3. He warns them against sin, and exhorts them both to frighten and to reason themselves out of it (v. 4): "Stand in awe and sin not" (be angry and sin not, so the LXX., and some think the apostle takes that exhortation from him, Eph. iv. 26); "commune with your own hearts; be converted, and, in order thereunto, consider and fear." Note, (1.) We must not sin, must not miss our way and so miss our aim. (2.) One good remedy against sin is to stand in awe. Be moved (so some), in opposition to carelessness and carnal security. "Always keep up a holy reverence of the glory and majesty of God, and a holy dread of his wrath and curse, and dare not to provoke him." (3.) One good means of preventing sin, and preserving a holy awe, is to be frequent and serious in communing with our own hearts: "Talk with your hearts; you have a great deal to say to them; they may be spoken with at any time; let it not be unsaid." A thinking man is in a fair way to be a wise and a good man. "Commune with your hearts; examine them by serious self-reflection, that you may acquaint yourselves with them and amend what is amiss in them; employ them in solemn pious meditations; let your thoughts fasten upon that which is good and keep closely to it. Consider your ways, and observe the directions here given in order to the doing of this work well and to good purpose." [1.] "Choose a solitary time; do it when you lie awake upon your beds. Before you turn yourself to go to sleep at night" (as some of the heathen moralists have directed) "examine your consciences with respect to what you have done that day, particularly what you have done amiss, that you may repent of it. When you awake in the night meditate upon God, and the things that belong to your peace." David himself practised what he here counsels others to do (Ps. lxiii. 6), I remember thee on my bed. Upon a sick-bed, particularly, we should consider our ways and commune with our own hearts about them. [2.] "Compose yourselves into a serious frame: Be still. When you have asked conscience a question be silent, and wait for an answer; even in unquiet times keep you spirits calm and quiet."

4. He counsels them to make conscience of their duty (v. 5): Offer to God the sacrifice of righteousness. We must not only cease to do evil, but learn to do well. Those that were disaffected to David and his government would soon come to a better temper, and return to their allegiance, if they would but worship God aright; and those that know the concerns that lie between them and God will be glad of the Mediator, the Son of David.

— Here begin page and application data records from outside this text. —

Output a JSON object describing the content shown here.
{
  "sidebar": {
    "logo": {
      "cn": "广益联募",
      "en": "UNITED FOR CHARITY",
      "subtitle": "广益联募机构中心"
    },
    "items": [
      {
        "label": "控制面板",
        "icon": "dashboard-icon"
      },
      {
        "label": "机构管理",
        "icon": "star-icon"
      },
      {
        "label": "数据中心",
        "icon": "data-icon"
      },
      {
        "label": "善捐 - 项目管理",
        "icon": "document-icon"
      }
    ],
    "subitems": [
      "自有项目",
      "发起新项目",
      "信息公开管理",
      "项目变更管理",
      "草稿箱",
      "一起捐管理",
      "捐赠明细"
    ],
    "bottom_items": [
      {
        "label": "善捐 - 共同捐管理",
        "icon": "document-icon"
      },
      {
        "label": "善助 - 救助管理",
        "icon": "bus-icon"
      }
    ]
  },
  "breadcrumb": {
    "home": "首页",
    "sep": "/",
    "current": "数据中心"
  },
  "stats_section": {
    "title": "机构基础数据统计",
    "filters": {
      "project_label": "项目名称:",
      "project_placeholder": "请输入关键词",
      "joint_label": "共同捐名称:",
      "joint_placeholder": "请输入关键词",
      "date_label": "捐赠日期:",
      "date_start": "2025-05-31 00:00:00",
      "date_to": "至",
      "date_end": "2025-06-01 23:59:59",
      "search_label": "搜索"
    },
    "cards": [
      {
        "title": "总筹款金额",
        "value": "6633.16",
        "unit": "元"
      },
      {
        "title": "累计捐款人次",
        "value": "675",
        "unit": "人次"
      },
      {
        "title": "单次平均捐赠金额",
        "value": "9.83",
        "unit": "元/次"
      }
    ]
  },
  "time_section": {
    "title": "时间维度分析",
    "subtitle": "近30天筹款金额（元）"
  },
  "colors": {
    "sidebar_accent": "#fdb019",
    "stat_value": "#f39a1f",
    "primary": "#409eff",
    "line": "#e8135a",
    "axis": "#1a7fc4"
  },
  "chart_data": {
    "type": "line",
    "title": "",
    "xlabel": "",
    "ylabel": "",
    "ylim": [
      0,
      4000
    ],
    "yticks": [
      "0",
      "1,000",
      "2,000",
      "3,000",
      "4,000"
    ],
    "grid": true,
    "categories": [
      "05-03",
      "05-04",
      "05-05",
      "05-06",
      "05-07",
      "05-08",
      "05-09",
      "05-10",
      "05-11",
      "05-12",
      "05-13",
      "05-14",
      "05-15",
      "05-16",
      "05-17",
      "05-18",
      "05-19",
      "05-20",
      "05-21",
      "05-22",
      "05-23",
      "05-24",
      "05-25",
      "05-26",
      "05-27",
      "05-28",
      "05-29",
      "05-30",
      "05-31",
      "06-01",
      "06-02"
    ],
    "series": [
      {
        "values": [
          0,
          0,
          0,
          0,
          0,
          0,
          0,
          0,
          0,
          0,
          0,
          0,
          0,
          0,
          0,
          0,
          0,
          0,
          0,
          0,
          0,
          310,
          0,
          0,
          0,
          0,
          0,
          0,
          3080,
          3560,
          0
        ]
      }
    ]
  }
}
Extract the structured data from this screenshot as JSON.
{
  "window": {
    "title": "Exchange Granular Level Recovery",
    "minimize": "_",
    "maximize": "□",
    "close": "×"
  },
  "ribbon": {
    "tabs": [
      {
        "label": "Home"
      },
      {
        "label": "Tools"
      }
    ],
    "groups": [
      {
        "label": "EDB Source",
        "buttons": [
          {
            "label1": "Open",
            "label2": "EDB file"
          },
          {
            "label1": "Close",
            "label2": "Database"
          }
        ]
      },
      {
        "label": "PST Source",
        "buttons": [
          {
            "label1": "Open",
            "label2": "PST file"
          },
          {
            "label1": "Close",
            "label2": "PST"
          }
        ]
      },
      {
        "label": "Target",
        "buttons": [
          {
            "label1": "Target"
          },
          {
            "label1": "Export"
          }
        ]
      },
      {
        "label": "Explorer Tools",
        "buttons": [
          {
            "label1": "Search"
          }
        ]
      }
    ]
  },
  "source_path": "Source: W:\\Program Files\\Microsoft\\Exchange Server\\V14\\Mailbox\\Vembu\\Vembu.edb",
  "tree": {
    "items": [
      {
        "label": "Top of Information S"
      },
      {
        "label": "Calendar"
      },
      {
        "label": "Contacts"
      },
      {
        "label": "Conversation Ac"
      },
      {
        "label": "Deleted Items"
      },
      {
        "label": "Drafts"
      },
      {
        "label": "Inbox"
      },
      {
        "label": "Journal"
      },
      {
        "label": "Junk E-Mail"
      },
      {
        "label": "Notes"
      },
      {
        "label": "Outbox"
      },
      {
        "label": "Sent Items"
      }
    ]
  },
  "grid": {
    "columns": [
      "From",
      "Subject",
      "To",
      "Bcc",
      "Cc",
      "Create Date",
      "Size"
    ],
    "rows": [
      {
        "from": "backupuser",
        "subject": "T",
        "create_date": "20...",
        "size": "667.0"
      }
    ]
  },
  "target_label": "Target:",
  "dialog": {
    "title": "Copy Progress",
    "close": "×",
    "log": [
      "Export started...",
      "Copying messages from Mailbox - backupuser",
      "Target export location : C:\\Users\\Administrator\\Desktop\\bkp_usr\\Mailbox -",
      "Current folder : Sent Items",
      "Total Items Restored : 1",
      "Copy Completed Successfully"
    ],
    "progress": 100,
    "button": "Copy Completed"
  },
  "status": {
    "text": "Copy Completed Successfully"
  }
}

It is required here from every one of us, (1.) That we serve him: "Offer sacrifices to him, your own selves first, and your best sacrifices." But they must be sacrifices of righteousness, that is, good works, all the fruits of the reigning love of God and our neighbour, and all the instances of a religious conversation, which are better than all burnt-offerings and sacrifices. "Let all your devotions come from an upright heart; let all your alms be sacrifices of righteousness." The sacrifices of the unrighteous God will not accept; they are an abomination, Isa. i. 11, &c. (2.) That we confide in him. "First make conscience of offering the sacrifices of righteousness and then you are welcome to put your trust in the Lord. Serve God without any diffidence of him, or any fear of losing by him. Honour him, by trusting in him only, and not in your wealth nor in an arm of flesh; trust in his providence, and lean not to your own understanding; trust in his grace, and go not about to establish your own righteousness or sufficiency."

In singing these verses we must preach to ourselves the doctrine of the provoking nature of sin, the lying vanity of the world, and the unspeakable happiness of God's people; and we must press upon ourselves the duties of fearing God, conversing with our own hearts, and offering spiritual sacrifices; and in praying over these verses we must beg of God grace thus to think and thus to do.